• WHAT THE EXERCISE ASKS
Search the data for the string "Centre" and extract every line where it appears.

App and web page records
━━━━━━━━━━━━━━━━━━━━

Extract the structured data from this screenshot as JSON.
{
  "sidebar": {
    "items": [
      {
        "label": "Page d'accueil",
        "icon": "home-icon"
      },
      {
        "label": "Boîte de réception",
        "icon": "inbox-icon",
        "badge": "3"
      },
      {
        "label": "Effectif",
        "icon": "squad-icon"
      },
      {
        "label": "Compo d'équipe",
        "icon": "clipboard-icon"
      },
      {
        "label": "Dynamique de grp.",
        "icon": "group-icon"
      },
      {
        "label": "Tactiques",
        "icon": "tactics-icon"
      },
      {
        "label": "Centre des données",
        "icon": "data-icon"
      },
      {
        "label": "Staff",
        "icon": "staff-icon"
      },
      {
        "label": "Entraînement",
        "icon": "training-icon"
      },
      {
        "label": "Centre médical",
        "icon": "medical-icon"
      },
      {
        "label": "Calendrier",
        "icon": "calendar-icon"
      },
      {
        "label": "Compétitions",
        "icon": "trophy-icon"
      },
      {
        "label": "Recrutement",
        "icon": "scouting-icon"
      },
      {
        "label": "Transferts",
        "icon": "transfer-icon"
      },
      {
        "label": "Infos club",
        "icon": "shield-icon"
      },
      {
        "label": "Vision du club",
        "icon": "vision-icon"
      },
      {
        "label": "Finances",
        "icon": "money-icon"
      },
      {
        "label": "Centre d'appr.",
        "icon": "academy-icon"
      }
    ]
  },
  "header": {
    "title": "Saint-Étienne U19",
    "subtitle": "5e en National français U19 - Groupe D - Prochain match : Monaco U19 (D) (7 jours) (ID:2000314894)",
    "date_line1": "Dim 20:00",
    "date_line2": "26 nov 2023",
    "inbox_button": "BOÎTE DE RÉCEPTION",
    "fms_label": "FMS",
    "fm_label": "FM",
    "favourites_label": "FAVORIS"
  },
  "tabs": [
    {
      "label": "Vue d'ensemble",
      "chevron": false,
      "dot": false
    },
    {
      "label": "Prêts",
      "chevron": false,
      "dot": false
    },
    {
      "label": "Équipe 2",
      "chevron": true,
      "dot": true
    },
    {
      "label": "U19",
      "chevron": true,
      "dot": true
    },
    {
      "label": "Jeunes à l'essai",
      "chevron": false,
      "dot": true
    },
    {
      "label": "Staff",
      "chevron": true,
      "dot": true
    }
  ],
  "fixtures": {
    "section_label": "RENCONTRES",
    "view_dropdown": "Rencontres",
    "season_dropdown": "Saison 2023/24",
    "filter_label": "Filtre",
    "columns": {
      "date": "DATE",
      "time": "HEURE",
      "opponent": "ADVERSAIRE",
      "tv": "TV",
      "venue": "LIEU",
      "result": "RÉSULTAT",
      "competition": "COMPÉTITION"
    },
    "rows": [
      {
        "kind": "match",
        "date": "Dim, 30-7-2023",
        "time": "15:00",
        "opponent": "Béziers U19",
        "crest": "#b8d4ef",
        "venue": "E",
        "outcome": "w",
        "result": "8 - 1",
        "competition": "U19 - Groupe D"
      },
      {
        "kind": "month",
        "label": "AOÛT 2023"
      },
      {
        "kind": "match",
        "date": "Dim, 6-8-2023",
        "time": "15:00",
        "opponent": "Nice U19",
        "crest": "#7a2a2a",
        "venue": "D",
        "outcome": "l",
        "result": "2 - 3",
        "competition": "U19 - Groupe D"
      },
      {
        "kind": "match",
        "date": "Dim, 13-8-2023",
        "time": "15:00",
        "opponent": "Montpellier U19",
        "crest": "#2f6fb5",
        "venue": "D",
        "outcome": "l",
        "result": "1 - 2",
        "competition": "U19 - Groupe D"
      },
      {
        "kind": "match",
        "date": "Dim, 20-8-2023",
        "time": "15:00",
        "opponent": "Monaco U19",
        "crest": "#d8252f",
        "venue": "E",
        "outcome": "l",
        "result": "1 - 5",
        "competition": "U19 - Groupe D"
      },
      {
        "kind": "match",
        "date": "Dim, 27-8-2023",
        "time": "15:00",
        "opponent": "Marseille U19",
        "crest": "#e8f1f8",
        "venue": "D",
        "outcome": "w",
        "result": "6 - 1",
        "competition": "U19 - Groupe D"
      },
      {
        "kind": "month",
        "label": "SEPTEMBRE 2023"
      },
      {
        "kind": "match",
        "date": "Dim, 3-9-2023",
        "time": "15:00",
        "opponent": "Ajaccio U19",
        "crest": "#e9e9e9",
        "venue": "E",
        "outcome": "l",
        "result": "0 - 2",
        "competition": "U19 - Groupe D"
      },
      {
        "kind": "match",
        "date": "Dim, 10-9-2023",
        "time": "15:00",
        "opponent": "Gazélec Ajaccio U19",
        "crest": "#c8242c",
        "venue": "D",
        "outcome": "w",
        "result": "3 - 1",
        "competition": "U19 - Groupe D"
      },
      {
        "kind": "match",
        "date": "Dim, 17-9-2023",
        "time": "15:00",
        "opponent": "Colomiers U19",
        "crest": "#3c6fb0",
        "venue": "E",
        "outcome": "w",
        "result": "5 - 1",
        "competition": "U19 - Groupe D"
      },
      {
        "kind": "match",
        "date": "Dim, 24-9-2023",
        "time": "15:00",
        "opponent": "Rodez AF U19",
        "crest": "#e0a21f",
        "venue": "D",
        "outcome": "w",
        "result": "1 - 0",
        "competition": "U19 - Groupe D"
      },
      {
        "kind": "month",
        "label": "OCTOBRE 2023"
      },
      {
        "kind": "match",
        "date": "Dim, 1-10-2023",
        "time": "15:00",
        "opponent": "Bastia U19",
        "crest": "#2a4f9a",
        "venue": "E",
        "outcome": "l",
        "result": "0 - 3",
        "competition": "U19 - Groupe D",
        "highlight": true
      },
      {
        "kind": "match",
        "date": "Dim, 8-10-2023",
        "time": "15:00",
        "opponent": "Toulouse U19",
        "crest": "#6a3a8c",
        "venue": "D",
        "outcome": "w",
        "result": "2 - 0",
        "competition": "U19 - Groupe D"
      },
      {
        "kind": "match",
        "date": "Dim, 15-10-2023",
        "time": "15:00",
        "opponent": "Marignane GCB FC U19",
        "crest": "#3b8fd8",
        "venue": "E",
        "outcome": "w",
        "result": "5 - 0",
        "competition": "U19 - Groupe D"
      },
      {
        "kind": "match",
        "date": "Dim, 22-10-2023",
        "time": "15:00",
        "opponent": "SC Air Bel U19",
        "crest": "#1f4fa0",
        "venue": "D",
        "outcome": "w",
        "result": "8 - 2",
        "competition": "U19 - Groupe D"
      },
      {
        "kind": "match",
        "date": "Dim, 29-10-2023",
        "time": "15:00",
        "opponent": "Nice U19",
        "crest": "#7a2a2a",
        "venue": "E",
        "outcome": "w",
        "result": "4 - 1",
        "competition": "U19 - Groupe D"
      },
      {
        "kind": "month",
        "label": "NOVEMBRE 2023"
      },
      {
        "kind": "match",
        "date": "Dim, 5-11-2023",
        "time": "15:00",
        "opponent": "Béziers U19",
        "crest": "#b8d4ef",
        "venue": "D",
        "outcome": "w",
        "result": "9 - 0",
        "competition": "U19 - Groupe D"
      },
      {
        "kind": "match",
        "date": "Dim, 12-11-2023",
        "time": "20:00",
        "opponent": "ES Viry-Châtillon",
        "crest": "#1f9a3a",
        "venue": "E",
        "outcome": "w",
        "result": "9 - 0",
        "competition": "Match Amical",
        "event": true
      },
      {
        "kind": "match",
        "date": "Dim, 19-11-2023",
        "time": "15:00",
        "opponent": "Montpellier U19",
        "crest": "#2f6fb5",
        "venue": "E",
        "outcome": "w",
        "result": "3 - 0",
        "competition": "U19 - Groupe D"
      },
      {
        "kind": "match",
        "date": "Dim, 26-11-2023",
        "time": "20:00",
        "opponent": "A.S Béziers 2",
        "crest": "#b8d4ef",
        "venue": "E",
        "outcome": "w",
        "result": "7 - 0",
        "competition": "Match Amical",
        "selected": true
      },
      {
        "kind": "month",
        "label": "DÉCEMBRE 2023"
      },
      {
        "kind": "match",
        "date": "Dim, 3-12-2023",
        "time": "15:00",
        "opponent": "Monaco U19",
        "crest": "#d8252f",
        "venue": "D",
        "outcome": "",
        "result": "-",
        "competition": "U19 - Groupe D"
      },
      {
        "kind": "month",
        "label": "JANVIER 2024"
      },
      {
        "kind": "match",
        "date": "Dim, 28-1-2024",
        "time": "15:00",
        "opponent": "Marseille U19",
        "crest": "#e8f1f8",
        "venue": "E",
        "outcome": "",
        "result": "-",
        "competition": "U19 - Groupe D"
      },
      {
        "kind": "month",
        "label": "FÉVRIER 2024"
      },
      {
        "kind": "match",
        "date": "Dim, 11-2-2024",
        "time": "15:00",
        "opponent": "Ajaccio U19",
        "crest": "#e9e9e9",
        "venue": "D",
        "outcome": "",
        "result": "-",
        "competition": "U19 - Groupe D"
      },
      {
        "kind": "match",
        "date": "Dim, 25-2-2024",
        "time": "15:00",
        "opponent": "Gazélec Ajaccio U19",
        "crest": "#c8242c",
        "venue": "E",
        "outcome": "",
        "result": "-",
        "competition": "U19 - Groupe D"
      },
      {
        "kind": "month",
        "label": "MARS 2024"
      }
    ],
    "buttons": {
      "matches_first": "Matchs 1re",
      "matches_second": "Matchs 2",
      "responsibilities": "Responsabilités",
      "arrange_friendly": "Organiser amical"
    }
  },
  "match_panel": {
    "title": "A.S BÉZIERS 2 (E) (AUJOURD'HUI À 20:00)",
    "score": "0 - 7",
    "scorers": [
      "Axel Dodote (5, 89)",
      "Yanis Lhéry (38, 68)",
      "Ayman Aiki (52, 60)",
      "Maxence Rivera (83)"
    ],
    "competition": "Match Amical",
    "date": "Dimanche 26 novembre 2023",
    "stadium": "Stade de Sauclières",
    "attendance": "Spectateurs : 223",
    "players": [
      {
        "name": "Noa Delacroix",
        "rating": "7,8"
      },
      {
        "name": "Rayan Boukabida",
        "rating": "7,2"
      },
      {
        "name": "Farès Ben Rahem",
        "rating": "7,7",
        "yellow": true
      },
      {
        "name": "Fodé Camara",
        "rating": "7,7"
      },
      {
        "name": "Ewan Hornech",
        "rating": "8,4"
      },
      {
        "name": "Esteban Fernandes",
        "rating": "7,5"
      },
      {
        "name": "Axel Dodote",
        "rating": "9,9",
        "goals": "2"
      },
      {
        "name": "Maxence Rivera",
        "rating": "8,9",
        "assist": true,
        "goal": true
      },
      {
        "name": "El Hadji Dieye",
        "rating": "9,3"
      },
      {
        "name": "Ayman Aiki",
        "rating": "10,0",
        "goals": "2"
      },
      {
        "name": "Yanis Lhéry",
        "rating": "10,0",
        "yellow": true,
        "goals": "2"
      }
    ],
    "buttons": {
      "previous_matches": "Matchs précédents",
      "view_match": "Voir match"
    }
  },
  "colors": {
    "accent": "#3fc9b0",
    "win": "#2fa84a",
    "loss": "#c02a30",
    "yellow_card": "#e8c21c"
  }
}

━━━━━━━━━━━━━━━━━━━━

• FINISHED EXERCISE
        "label": "Centre des données",
        "label": "Centre médical",
        "label": "Centre d'appr.",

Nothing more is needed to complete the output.